Legislator on the Committee of Agriculture yesterday ordered police to arrest two investors, whom they accuse of fraud tobacco produce in the country.
More than 10,000 tobacco farmers are demanding Shs23.6 billion from Continental Tobacco (U) Ltd, a private company run by Kenyan investors.
Nevertheless, corporate executives, who appeared before the committee to explain why they have not paid the farmers blamed the default on “difficult” economic situation and promised to pay when the situation gets better.
“We are concerned that farmers have not received their money in the billions but they come into this tobacco company,” Mr. Kasiriivu Atwoki, chairman of the committee, said.
“When we visited farmers in Kibaale district, we found them with plaques of books, serving as the proceeds from these investors. Farmers received loans, but these people keep their money.”

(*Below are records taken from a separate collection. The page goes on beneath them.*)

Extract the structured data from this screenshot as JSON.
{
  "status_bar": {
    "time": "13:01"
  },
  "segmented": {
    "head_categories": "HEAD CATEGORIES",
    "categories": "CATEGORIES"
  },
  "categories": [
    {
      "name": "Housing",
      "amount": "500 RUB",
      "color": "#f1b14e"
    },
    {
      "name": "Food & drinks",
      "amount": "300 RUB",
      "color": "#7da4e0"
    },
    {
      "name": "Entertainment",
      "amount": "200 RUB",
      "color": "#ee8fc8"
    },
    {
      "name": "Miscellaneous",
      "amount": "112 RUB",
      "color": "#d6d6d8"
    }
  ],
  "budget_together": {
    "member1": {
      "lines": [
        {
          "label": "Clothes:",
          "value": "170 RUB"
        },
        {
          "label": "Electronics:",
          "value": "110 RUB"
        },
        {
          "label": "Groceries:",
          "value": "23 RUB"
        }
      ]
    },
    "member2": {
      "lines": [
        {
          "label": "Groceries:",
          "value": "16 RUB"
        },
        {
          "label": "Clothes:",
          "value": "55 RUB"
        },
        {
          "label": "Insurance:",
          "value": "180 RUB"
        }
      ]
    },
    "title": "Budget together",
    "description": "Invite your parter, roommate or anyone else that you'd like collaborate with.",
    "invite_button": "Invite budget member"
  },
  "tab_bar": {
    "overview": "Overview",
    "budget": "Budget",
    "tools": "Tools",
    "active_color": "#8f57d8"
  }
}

The company general manager, Mr Morris Micheni and Mr Michael Mwangi, who is responsible for finance and administration have been transferred from the police criminal investigation to take statements from them.
But Mr. Micheni denied his guilt and promised to pay the farmers, when the company receives cash.
“Around the world economic repression in 2008 and tobacco is no exception. Many cigarette manufacturers in the western world have been under the economic repression,” Mr. Micheni said. “We continue to hold large amounts of unsold from 2009. We are asking farmers to be patient, we will pay them.”
The committee has demanded a list of all affected farmers from tobacco growing areas and how the investors intend to pay them.
Moment of truth
“These investors are claiming that they have not paid farmers for only the previous year yet there are farmers who have not been paid since 2009. We are asking them to come clean and give us all the details. We don’t want farmers to be cheated by these investors.”
But after the interaction with the investors, the committee gave them until the end of this month to seek Shs23.6 billion, or be arrested for nonpayment.
Earlier, in his responses Mr Micheni said: “Our hands are tied. Borrowing from banks is not an option right now due to high interest rates, we must be careful with the finances.”
Asked whether farmers will be paid interest on delayed payments, Mr Micheni said they will not get any interest because the company invests with farmers without immediate returns.